# Question #e509f

Sep 25, 2016

Here's what I got.

#### Explanation:

It's very important to realize that you're dealing with an ion here, not with a neutral compound.

More specifically, this is the hydrogen arsenate anion, ${\text{HAsO}}_{4}^{2 -}$, which is what you get when you place arsenic acid, ${\text{H"_3"AsO}}_{4}$, in weakly basic conditions.

That said, the first thing to note here is that because you're dealing with a polyatomic ion, you must make sure that the sum of the oxidation number of each atom is equal to the overall charge of the ion.

In this case, you have

$\text{ON"_ "H" + "ON"_ "As" + 4 xx "ON"_ "O} = 2 -$

So, start with what you know. Oxygen has an oxidation state of $- 2$ in almost all compounds it forms, and this case is no exception.

Similarly, hydrogen has an oxidation state of $+ 1$ in almost all compounds it forms, and this case is no exception.

This means that you can write

$\left(+ 1\right) + \text{ON"_ "As} + 4 \times \left(- 2\right) = - 2$

Solve to find the oxidation state of arsenic

$\text{ON"_ "As} = - 2 - \left(+ 1\right) - 4 \times \left(- 2\right)$

$\text{ON"_ "As} = - 3 + 8 = + 5$

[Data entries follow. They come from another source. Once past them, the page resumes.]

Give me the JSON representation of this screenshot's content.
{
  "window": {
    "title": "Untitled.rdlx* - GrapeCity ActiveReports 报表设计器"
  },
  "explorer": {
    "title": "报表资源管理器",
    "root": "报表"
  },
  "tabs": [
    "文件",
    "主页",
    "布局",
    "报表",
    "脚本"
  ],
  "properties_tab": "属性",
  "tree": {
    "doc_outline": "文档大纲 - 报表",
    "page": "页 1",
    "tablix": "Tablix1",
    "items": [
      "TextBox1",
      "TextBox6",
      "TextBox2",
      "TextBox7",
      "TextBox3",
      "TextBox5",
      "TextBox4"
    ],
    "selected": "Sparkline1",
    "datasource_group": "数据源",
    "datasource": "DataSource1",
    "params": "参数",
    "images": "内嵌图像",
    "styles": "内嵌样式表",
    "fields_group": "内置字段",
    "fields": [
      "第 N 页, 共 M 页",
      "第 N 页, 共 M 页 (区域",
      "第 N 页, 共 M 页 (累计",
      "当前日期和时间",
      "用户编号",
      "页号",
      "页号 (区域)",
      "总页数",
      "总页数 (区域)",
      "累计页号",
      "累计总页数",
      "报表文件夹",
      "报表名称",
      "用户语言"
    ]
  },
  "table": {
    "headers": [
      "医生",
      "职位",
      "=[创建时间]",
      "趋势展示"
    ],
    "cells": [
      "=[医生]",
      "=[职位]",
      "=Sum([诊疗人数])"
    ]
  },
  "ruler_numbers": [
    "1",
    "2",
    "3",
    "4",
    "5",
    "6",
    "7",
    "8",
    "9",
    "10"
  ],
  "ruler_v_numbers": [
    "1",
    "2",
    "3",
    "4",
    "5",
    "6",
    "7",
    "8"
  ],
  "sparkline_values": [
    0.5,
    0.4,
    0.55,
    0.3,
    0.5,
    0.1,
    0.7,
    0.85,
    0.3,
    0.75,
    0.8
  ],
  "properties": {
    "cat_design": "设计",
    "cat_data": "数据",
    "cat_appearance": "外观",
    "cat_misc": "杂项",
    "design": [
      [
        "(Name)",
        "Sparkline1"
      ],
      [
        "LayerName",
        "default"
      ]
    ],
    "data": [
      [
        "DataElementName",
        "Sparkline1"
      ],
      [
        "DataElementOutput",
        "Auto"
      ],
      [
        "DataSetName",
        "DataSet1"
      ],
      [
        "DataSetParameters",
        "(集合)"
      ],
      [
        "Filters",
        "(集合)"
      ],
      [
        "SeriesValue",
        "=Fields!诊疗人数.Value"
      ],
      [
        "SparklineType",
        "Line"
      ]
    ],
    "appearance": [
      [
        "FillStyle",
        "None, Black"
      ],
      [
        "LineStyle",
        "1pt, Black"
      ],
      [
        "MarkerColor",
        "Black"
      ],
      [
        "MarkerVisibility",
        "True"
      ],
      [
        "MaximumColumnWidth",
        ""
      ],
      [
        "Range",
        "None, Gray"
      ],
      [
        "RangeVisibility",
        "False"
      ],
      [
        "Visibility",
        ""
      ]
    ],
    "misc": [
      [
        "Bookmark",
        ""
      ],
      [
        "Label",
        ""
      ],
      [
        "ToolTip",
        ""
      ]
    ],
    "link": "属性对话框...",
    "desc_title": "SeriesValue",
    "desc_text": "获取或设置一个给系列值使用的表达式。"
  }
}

Therefore, arsenic has an oxidation state of $+ 5$ in the hydrogen arsenate anion, ${\text{HAsO}}_{4}^{2 -}$.